Before there was Huxtaburger, there was Huxtable – which now has a shiny new cookbook
Before there was Huxtaburger there was Huxtable – the wine-focused haven of promiscuously globetrotting share plates that brought smart-casual dining to Smith Street back when things on the strip were still a little stabby. And now, three-and-a-half years on, Auckland-born chef Daniel Wilson has given up the goods on his sticky Korean ribs and chilli pickles in a glossy new cookbook, Huxtabook. It’s good, too, featuring Wilson’s America-meets-Europe-and-goes-backpacking-through-Asia dishes like po’ boys with Sriracha mayo and delicate quinoa, hazelnut salads, all set out in land, earth and sea sections, just like Huxtable’s menu.
Getting to this point isn’t something that just happened by accident or dumb luck. Wilson is a hospitality lifer, and the man has paid his dues.
“I reckon I was about 11 or 12 when I knew I wanted to be a chef,” he tells us. At 17, he moved to Michigan with his dad and cut his teeth at a culinary institute in Grand Rapids, learning the trade through intensive lab sessions. In 1998, a New Year’s trip to Melbourne was enough to make him pop back to New Zealand, sell his car, and settle here. He started work at mod-Oz restaurant Blake’s, only leaving again for a stint at Daniel’s in New York.
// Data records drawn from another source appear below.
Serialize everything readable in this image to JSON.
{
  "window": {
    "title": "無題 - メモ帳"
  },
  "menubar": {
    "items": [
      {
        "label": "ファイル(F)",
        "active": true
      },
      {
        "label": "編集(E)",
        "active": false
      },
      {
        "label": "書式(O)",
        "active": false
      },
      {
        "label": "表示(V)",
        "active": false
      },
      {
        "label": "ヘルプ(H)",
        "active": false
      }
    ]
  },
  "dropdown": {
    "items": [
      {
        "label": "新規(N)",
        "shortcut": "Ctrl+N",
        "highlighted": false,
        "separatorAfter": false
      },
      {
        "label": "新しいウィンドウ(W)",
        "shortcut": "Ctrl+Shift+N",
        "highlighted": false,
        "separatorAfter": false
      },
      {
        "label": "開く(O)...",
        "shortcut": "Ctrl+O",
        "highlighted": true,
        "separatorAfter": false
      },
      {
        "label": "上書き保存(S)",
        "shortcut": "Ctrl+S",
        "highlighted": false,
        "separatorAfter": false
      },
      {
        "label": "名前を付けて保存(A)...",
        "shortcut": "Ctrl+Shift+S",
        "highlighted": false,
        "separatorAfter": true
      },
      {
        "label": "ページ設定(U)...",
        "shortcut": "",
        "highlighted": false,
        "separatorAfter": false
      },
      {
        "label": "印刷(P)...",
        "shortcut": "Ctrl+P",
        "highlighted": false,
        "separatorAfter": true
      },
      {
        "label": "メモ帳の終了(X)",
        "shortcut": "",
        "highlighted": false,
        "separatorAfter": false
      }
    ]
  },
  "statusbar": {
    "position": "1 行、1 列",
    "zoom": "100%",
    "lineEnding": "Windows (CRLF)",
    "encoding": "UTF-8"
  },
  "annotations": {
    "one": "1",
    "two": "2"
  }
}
It was way back then that Wilson met his current business partners Dante Ruaine and Jeff Wong, but originally, he wasn’t going to be part of team Huxtable. “I was working at the Graham when Dante told me he and Jeff were opening a restaurant, but Matt Germanchis was going to be the chef. I was gutted. I told them to call me if it fell through, and a week later, they did.” The rest is delicious, busy history, in which the trio opened Huxtaburger and its offshoots, and Bill’s Bar (although they’re apparently turning it into more of a function space soon). So what next? “I love Japan’s food culture and design and I’d love to do a clean, simple, healthy restaurant – not quite a raw bar, but similar – only applied to other cuisines instead of Japanese,” says Wilson. “Not yet though – I’m too busy.” Damn straight.
Huxtabook, Hardie Grant Books, $49.95